[Entries from a dataset of interfaces]

- - - -

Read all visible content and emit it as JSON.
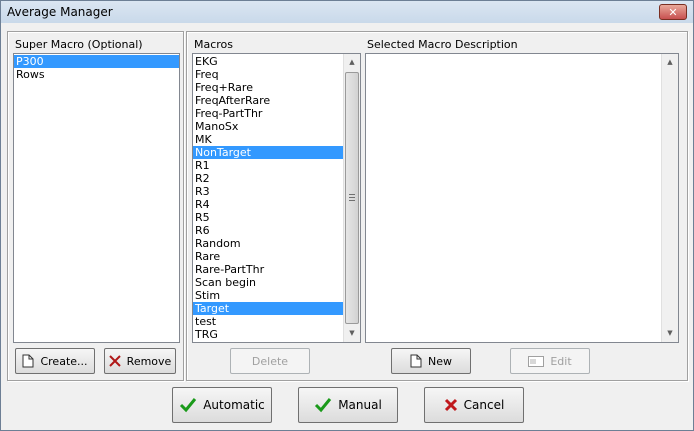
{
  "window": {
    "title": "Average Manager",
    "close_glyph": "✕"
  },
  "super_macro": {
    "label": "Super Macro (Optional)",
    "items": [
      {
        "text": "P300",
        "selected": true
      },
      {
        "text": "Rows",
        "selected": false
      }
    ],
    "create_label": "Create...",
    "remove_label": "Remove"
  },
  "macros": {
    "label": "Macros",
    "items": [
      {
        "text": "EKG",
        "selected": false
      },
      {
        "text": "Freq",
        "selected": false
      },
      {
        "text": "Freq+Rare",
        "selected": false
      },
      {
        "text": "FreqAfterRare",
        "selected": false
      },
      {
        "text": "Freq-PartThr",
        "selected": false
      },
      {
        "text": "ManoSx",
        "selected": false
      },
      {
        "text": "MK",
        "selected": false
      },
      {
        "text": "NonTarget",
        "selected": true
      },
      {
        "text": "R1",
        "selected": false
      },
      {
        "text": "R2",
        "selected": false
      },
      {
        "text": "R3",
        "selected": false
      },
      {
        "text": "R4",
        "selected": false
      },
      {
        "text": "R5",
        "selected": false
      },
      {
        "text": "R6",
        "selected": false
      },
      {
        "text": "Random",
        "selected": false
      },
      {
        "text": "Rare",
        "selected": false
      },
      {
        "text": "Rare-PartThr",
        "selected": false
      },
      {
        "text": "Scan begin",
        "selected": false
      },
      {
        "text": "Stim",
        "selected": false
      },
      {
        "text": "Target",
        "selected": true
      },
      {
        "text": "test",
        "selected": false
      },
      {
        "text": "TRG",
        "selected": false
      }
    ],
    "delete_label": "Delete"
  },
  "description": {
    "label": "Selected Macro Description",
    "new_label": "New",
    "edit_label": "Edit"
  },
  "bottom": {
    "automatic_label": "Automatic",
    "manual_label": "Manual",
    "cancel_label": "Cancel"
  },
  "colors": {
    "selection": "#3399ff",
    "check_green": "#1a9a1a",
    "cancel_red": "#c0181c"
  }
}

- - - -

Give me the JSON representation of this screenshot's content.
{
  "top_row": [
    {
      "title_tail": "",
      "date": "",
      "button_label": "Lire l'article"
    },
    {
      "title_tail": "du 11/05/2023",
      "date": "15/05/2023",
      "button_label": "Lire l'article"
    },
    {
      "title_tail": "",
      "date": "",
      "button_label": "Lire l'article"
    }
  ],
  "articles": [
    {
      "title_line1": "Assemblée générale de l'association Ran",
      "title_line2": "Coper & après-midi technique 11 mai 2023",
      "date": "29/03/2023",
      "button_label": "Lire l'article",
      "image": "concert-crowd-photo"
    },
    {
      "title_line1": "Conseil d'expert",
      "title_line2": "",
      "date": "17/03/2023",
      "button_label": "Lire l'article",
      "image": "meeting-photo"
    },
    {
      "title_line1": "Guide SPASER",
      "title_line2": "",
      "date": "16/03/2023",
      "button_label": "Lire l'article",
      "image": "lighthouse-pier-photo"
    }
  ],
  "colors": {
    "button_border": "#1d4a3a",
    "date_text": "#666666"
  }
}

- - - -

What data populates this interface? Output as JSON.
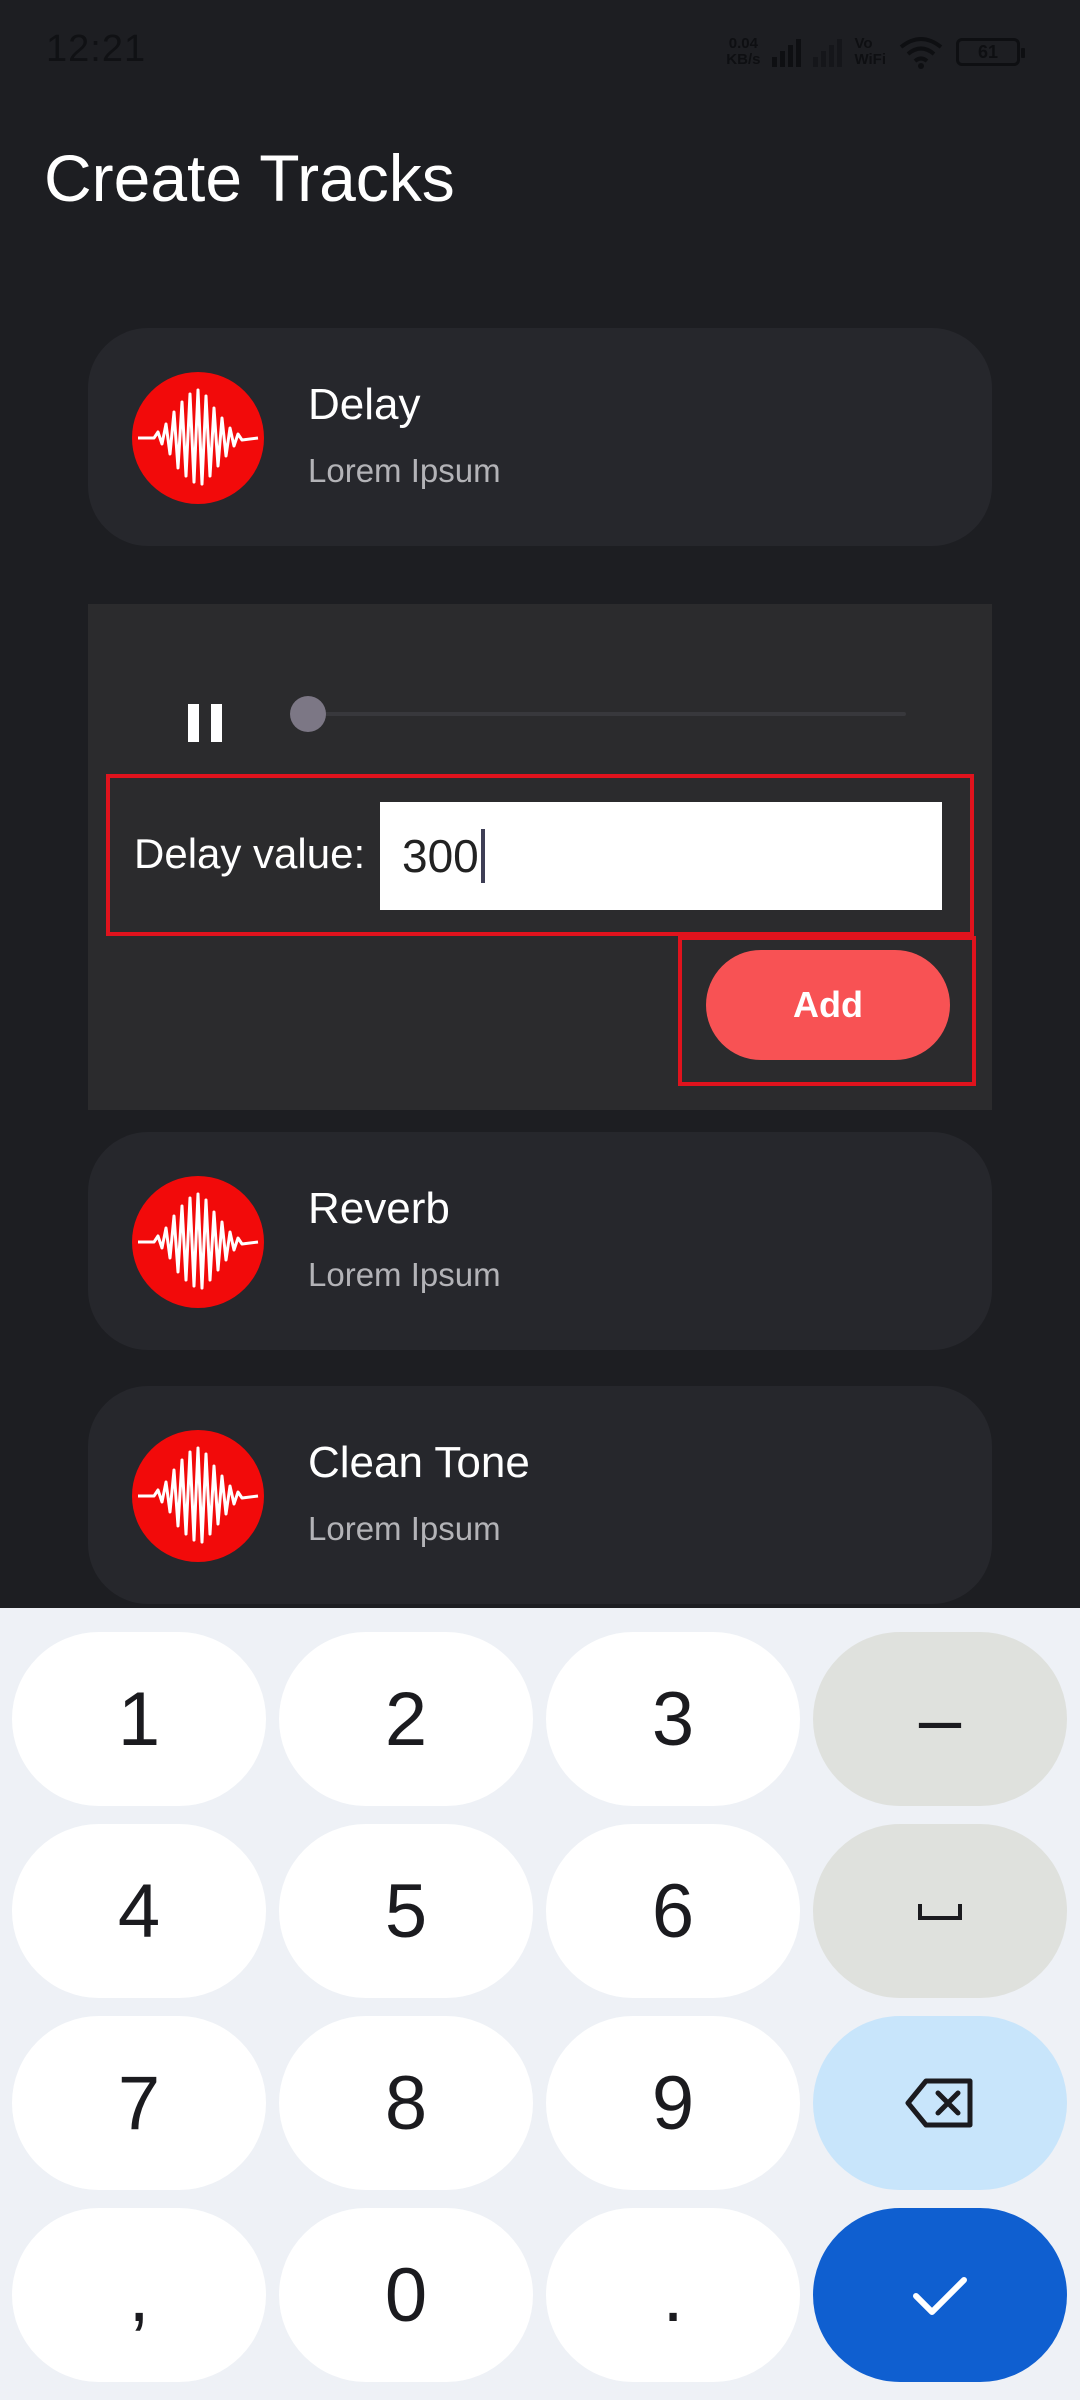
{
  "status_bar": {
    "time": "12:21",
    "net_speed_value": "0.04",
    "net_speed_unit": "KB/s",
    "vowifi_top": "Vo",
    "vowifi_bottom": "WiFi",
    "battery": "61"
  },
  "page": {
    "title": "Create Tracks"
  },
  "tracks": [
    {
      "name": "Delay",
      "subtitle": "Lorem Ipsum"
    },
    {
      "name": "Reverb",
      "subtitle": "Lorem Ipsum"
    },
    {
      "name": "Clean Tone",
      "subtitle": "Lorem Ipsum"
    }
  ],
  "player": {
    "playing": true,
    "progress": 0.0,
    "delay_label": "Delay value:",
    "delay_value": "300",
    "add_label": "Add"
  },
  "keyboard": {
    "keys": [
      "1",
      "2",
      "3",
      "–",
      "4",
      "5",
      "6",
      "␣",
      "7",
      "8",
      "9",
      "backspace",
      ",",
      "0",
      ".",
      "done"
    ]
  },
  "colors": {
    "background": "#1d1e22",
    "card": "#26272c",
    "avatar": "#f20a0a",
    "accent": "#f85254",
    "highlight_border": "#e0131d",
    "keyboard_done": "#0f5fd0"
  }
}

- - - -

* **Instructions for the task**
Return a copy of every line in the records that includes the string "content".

* **Task response**
Read all visible content and emit it as JSON.
Give me the JSON representation of this screenshot's content.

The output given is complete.